(Data to use)
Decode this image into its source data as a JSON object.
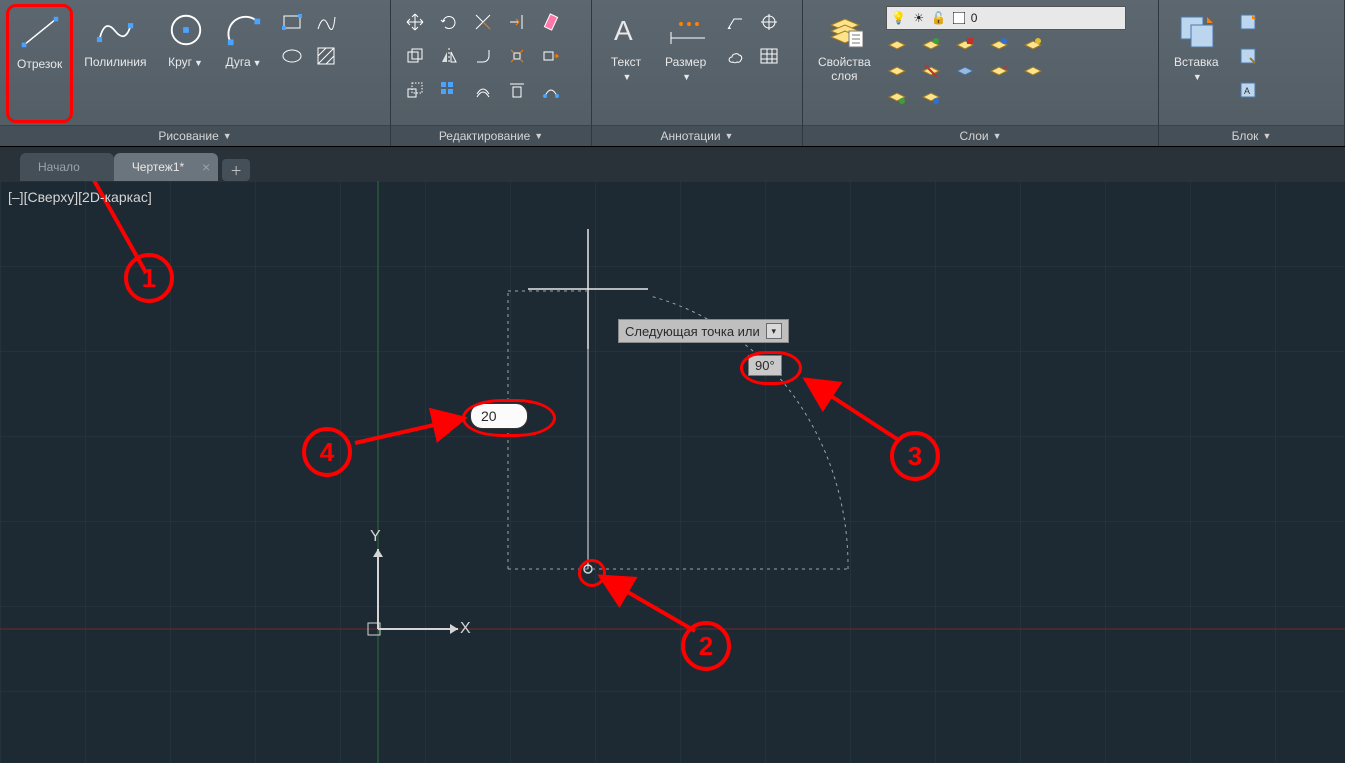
{
  "ribbon": {
    "draw": {
      "title": "Рисование",
      "line": "Отрезок",
      "polyline": "Полилиния",
      "circle": "Круг",
      "arc": "Дуга"
    },
    "edit": {
      "title": "Редактирование"
    },
    "anno": {
      "title": "Аннотации",
      "text": "Текст",
      "dim": "Размер"
    },
    "layers": {
      "title": "Слои",
      "props": "Свойства\nслоя",
      "current": "0"
    },
    "block": {
      "title": "Блок",
      "insert": "Вставка"
    }
  },
  "tabs": {
    "start": "Начало",
    "drawing": "Чертеж1*"
  },
  "view": {
    "label": "[–][Сверху][2D-каркас]"
  },
  "dyn": {
    "prompt": "Следующая точка или",
    "angle": "90°",
    "length": "20"
  },
  "ucs": {
    "x": "X",
    "y": "Y"
  },
  "callouts": {
    "c1": "1",
    "c2": "2",
    "c3": "3",
    "c4": "4"
  }
}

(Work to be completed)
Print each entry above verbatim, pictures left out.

(Solution to this task)
Decode this image into its source data as a JSON object.
{
  "ribbon": {
    "draw": {
      "title": "Рисование",
      "line": "Отрезок",
      "polyline": "Полилиния",
      "circle": "Круг",
      "arc": "Дуга"
    },
    "edit": {
      "title": "Редактирование"
    },
    "anno": {
      "title": "Аннотации",
      "text": "Текст",
      "dim": "Размер"
    },
    "layers": {
      "title": "Слои",
      "props": "Свойства\nслоя",
      "current": "0"
    },
    "block": {
      "title": "Блок",
      "insert": "Вставка"
    }
  },
  "tabs": {
    "start": "Начало",
    "drawing": "Чертеж1*"
  },
  "view": {
    "label": "[–][Сверху][2D-каркас]"
  },
  "dyn": {
    "prompt": "Следующая точка или",
    "angle": "90°",
    "length": "20"
  },
  "ucs": {
    "x": "X",
    "y": "Y"
  },
  "callouts": {
    "c1": "1",
    "c2": "2",
    "c3": "3",
    "c4": "4"
  }
}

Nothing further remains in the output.